• **REQUIRED ACTION**
The output should be all lines of the entries below in which the word "GABRIELE" occurs.

• **EXERCISE MATERIALS**

......

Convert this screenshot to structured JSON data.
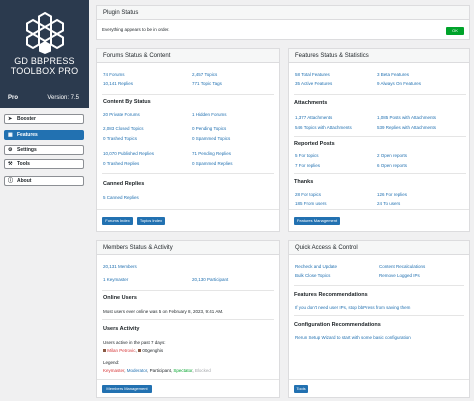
{
  "sidebar": {
    "logo_line1": "GD BBPRESS",
    "logo_line2": "TOOLBOX PRO",
    "edition": "Pro",
    "version": "Version: 7.5",
    "nav": [
      {
        "label": "Booster",
        "icon": "rocket-icon",
        "active": false
      },
      {
        "label": "Features",
        "icon": "grid-icon",
        "active": true
      },
      {
        "label": "Settings",
        "icon": "gear-icon",
        "active": false
      },
      {
        "label": "Tools",
        "icon": "wrench-icon",
        "active": false
      },
      {
        "label": "About",
        "icon": "info-icon",
        "active": false
      }
    ]
  },
  "plugin_status": {
    "title": "Plugin Status",
    "message": "Everything appears to be in order.",
    "badge": "OK"
  },
  "forums": {
    "title": "Forums Status & Content",
    "stats": [
      {
        "value": "74",
        "label": "Forums"
      },
      {
        "value": "2,457",
        "label": "Topics"
      },
      {
        "value": "10,141",
        "label": "Replies"
      },
      {
        "value": "771",
        "label": "Topic Tags"
      }
    ],
    "content_heading": "Content By Status",
    "content": [
      {
        "value": "20",
        "label": "Private Forums"
      },
      {
        "value": "1",
        "label": "Hidden Forums"
      },
      {
        "value": "2,083",
        "label": "Closed Topics"
      },
      {
        "value": "0",
        "label": "Pending Topics"
      },
      {
        "value": "0",
        "label": "Trashed Topics"
      },
      {
        "value": "0",
        "label": "Spammed Topics"
      },
      {
        "value": "10,070",
        "label": "Published Replies"
      },
      {
        "value": "71",
        "label": "Pending Replies"
      },
      {
        "value": "0",
        "label": "Trashed Replies"
      },
      {
        "value": "0",
        "label": "Spammed Replies"
      }
    ],
    "canned_heading": "Canned Replies",
    "canned": {
      "value": "5",
      "label": "Canned Replies"
    },
    "buttons": [
      "Forums Index",
      "Topics Index"
    ]
  },
  "features": {
    "title": "Features Status & Statistics",
    "stats": [
      {
        "value": "58",
        "label": "Total Features"
      },
      {
        "value": "3",
        "label": "Beta Features"
      },
      {
        "value": "35",
        "label": "Active Features"
      },
      {
        "value": "9",
        "label": "Always On Features"
      }
    ],
    "attachments_heading": "Attachments",
    "attachments": [
      {
        "value": "1,377",
        "label": "Attachments"
      },
      {
        "value": "1,085",
        "label": "Posts with Attachments"
      },
      {
        "value": "546",
        "label": "Topics with Attachments"
      },
      {
        "value": "539",
        "label": "Replies with Attachments"
      }
    ],
    "reported_heading": "Reported Posts",
    "reported": [
      {
        "value": "5",
        "label": "For topics"
      },
      {
        "value": "2",
        "label": "Open reports"
      },
      {
        "value": "7",
        "label": "For replies"
      },
      {
        "value": "6",
        "label": "Open reports"
      }
    ],
    "thanks_heading": "Thanks",
    "thanks": [
      {
        "value": "28",
        "label": "For topics"
      },
      {
        "value": "126",
        "label": "For replies"
      },
      {
        "value": "185",
        "label": "From users"
      },
      {
        "value": "24",
        "label": "To users"
      }
    ],
    "button": "Features Management"
  },
  "members": {
    "title": "Members Status & Activity",
    "members": {
      "value": "20,131",
      "label": "Members"
    },
    "keymaster": {
      "value": "1",
      "label": "Keymaster"
    },
    "participant": {
      "value": "20,130",
      "label": "Participant"
    },
    "online_heading": "Online Users",
    "online_text": "Most users ever online was 5 on February 8, 2023, 9:41 AM.",
    "activity_heading": "Users Activity",
    "activity_text": "Users active in the past 7 days:",
    "active_users": [
      "Milan Petrovic",
      "00genghis"
    ],
    "legend_label": "Legend:",
    "legend": [
      {
        "label": "Keymaster",
        "color": "#d63638"
      },
      {
        "label": "Moderator",
        "color": "#2271b1"
      },
      {
        "label": "Participant",
        "color": "#1d2327"
      },
      {
        "label": "Spectator",
        "color": "#00a32a"
      },
      {
        "label": "Blocked",
        "color": "#a7aaad"
      }
    ],
    "button": "Members Management"
  },
  "quick": {
    "title": "Quick Access & Control",
    "links": [
      "Recheck and Update",
      "Content Recalculations",
      "Bulk Close Topics",
      "Remove Logged IPs"
    ],
    "feat_rec_heading": "Features Recommendations",
    "feat_rec": "If you don't need user IPs, stop bbPress from saving them",
    "config_heading": "Configuration Recommendations",
    "config": "Rerun Setup Wizard to start with some basic configuration",
    "button": "Tools"
  }
}
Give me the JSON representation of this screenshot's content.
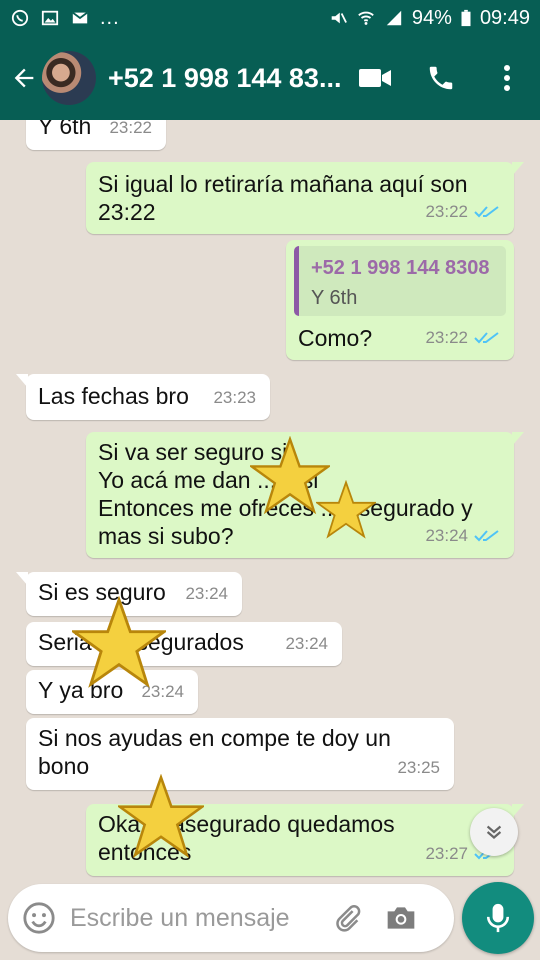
{
  "status_bar": {
    "battery": "94%",
    "time": "09:49",
    "left_icons": [
      "whatsapp-icon",
      "image-icon",
      "mail-icon"
    ],
    "more": "..."
  },
  "header": {
    "contact_name": "+52 1 998 144 83...",
    "actions": [
      "video-call-icon",
      "phone-icon",
      "menu-dots-icon"
    ]
  },
  "colors": {
    "header_bg": "#075e54",
    "outgoing_bubble": "#dcf8c6",
    "incoming_bubble": "#ffffff",
    "read_ticks": "#4fc3f7",
    "mic_button": "#128c7e"
  },
  "messages": [
    {
      "dir": "in",
      "text": "Y 6th",
      "time": "23:22"
    },
    {
      "dir": "out",
      "text": "Si igual lo retiraría  mañana aquí  son 23:22",
      "time": "23:22",
      "status": "read"
    },
    {
      "dir": "out",
      "quote_name": "+52 1 998 144 8308",
      "quote_text": "Y 6th",
      "text": "Como?",
      "time": "23:22",
      "status": "read"
    },
    {
      "dir": "in",
      "text": "Las fechas bro",
      "time": "23:23"
    },
    {
      "dir": "out",
      "text": "Si va ser seguro si\nYo acá me dan ... o si\nEntonces me ofreces ... asegurado  y mas  si subo?",
      "time": "23:24",
      "status": "read"
    },
    {
      "dir": "in",
      "text": "Si es seguro",
      "time": "23:24"
    },
    {
      "dir": "in",
      "text": "Seria ... asegurados",
      "time": "23:24"
    },
    {
      "dir": "in",
      "text": "Y ya bro",
      "time": "23:24"
    },
    {
      "dir": "in",
      "text": "Si nos ayudas en compe te doy un bono",
      "time": "23:25"
    },
    {
      "dir": "out",
      "text": "Oka ... asegurado quedamos entonces",
      "time": "23:27",
      "status": "read"
    }
  ],
  "input": {
    "placeholder": "Escribe un mensaje"
  }
}
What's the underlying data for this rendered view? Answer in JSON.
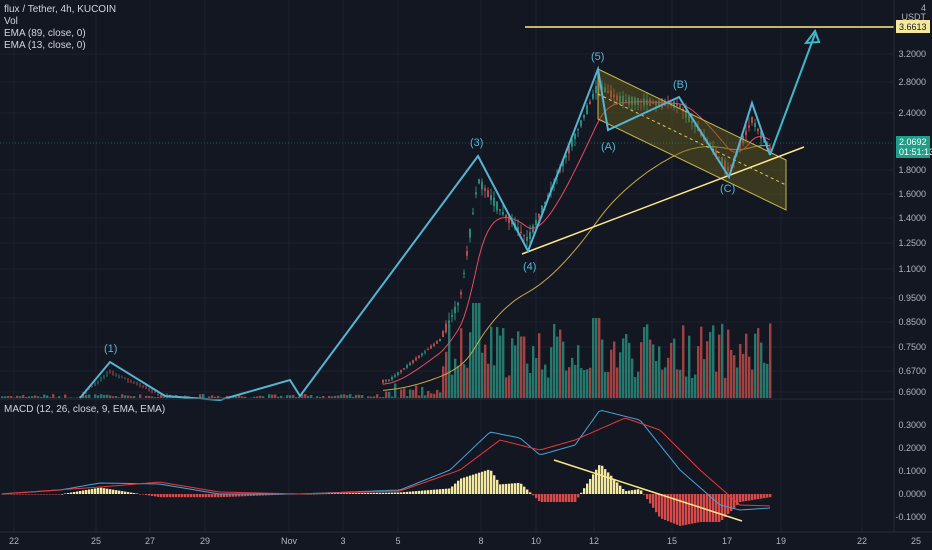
{
  "header": {
    "symbol_line": "flux / Tether, 4h, KUCOIN",
    "indicators": [
      "Vol",
      "EMA (89, close, 0)",
      "EMA (13, close, 0)"
    ]
  },
  "macd_legend": "MACD (12, 26, close, 9, EMA, EMA)",
  "price_axis": {
    "currency": "USDT",
    "top_tick": "4",
    "ticks": [
      "3.2000",
      "2.8000",
      "2.4000",
      "1.8000",
      "1.6000",
      "1.4000",
      "1.2500",
      "1.1000",
      "0.9500",
      "0.8500",
      "0.7500",
      "0.6700",
      "0.6000"
    ],
    "target_label": "3.6613",
    "current_price": "2.0692",
    "countdown": "01:51:13"
  },
  "macd_axis": {
    "ticks": [
      "0.3000",
      "0.2000",
      "0.1000",
      "0.0000",
      "-0.1000"
    ]
  },
  "time_axis": {
    "ticks": [
      "22",
      "25",
      "27",
      "29",
      "Nov",
      "3",
      "5",
      "8",
      "10",
      "12",
      "15",
      "17",
      "19",
      "22",
      "25"
    ]
  },
  "wave_labels": [
    "(1)",
    "(3)",
    "(4)",
    "(5)",
    "(A)",
    "(B)",
    "(C)"
  ],
  "colors": {
    "background": "#131722",
    "wave_line": "#56b4d3",
    "trend_line": "#ffe88a",
    "ema_fast": "#e84a5f",
    "ema_slow": "#c8a84a",
    "macd_line": "#4aa3d8",
    "signal_line": "#e8383a",
    "hist_up": "#f2e8a0",
    "hist_down": "#d84a4a",
    "vol_up": "#2a8a7a",
    "vol_down": "#b84a48",
    "channel_fill": "#6b6420",
    "target_label_bg": "#f5e89a",
    "price_label_bg": "#1f9e8a",
    "arrow": "#3fb8c7"
  }
}
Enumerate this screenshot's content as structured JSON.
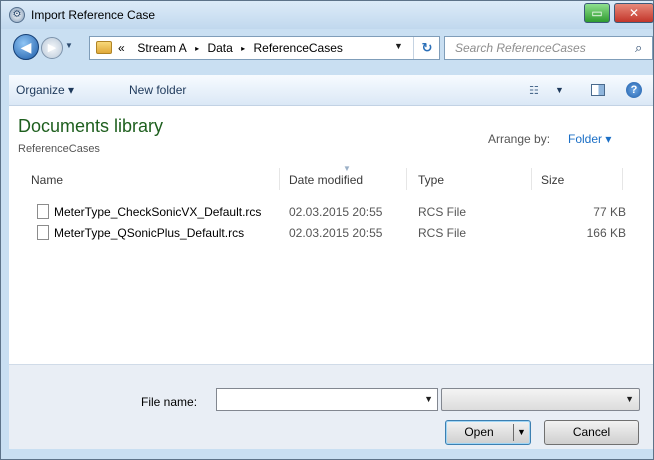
{
  "window": {
    "title": "Import Reference Case",
    "maximize_glyph": "▭",
    "close_glyph": "✕"
  },
  "nav": {
    "breadcrumb_prefix": "«",
    "breadcrumbs": [
      "Stream A",
      "Data",
      "ReferenceCases"
    ],
    "separator": "▸",
    "search_placeholder": "Search ReferenceCases",
    "icons": {
      "back": "back-arrow-icon",
      "forward": "forward-arrow-icon",
      "refresh": "refresh-icon",
      "search": "search-icon"
    }
  },
  "toolbar": {
    "organize_label": "Organize ▾",
    "new_folder_label": "New folder",
    "views_glyph": "☷",
    "views_dd": "▼",
    "help_glyph": "?"
  },
  "library": {
    "title": "Documents library",
    "subtitle": "ReferenceCases",
    "arrange_label": "Arrange by:",
    "arrange_value": "Folder ▾"
  },
  "table": {
    "columns": [
      "Name",
      "Date modified",
      "Type",
      "Size"
    ],
    "rows": [
      {
        "name": "MeterType_CheckSonicVX_Default.rcs",
        "date": "02.03.2015 20:55",
        "type": "RCS File",
        "size": "77 KB"
      },
      {
        "name": "MeterType_QSonicPlus_Default.rcs",
        "date": "02.03.2015 20:55",
        "type": "RCS File",
        "size": "166 KB"
      }
    ]
  },
  "footer": {
    "file_name_label": "File name:",
    "file_name_value": "",
    "file_type_value": "",
    "open_label": "Open",
    "cancel_label": "Cancel"
  },
  "colors": {
    "library_title": "#1e5f1e",
    "link_blue": "#1b6fc6",
    "frame": "#c9dff2"
  }
}
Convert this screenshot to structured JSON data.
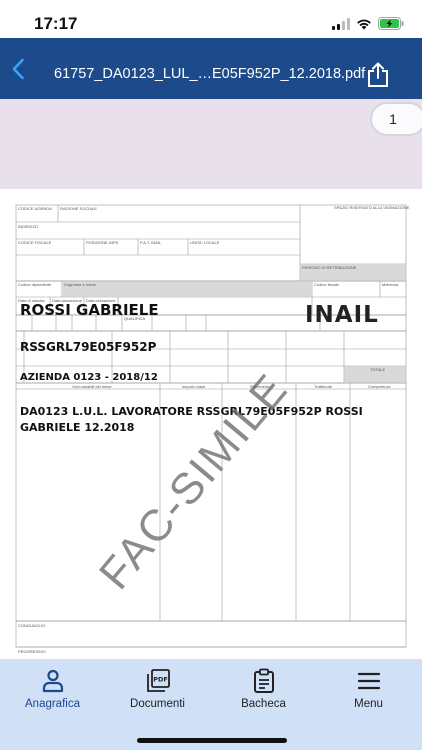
{
  "status_bar": {
    "time": "17:17"
  },
  "nav": {
    "title": "61757_DA0123_LUL_…E05F952P_12.2018.pdf"
  },
  "viewer": {
    "page_indicator": "1"
  },
  "document": {
    "employee_name": "ROSSI GABRIELE",
    "fiscal_code": "RSSGRL79E05F952P",
    "company_period": "AZIENDA 0123 - 2018/12",
    "description_line1": "DA0123 L.U.L. LAVORATORE RSSGRL79E05F952P ROSSI",
    "description_line2": "GABRIELE 12.2018",
    "watermark": "FAC-SIMILE",
    "logo": "INAIL",
    "form_labels": {
      "codice_azienda": "CODICE AZIENDA",
      "ragione_sociale": "RAGIONE SOCIALE",
      "spazio_riservato": "SPAZIO RISERVATO ALLA VIDIMAZIONE",
      "indirizzo": "INDIRIZZO",
      "codice_fiscale": "CODICE FISCALE",
      "posizione_inps": "POSIZIONE INPS",
      "pat_inail": "P.A.T. INAIL",
      "unita_locale": "UNITA' LOCALE",
      "periodo_retribuzione": "PERIODO DI RETRIBUZIONE",
      "codice_dipendente": "Codice dipendente",
      "cognome_nome": "Cognome e nome",
      "codice_fiscale_dip": "Codice fiscale",
      "matricola": "Matricola",
      "data_nascita": "Data di nascita",
      "data_assunzione": "Data assunzione",
      "data_cessazione": "Data cessazione",
      "qualifica": "QUALIFICA",
      "voci_variabili": "Voci variabili del mese",
      "importo_base": "Importo base",
      "riferimento": "Riferimento",
      "trattenute": "Trattenute",
      "competenze": "Competenze",
      "totale": "TOTALE",
      "conguaglio": "CONGUAGLIO",
      "progressivi": "PROGRESSIVI"
    }
  },
  "tabs": [
    {
      "label": "Anagrafica",
      "icon": "person-icon",
      "active": true
    },
    {
      "label": "Documenti",
      "icon": "pdf-document-icon",
      "active": false
    },
    {
      "label": "Bacheca",
      "icon": "clipboard-icon",
      "active": false
    },
    {
      "label": "Menu",
      "icon": "hamburger-menu-icon",
      "active": false
    }
  ],
  "colors": {
    "nav_background": "#1c4a8a",
    "viewer_background": "#e8e1ec",
    "tab_bar_background": "#cfe0f7",
    "active_tab": "#1c4a8a",
    "battery": "#30c24a"
  }
}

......

• **THE COMPLETED TASK**
    "employee_name": "ROSSI GABRIELE",
    "description_line2": "GABRIELE 12.2018",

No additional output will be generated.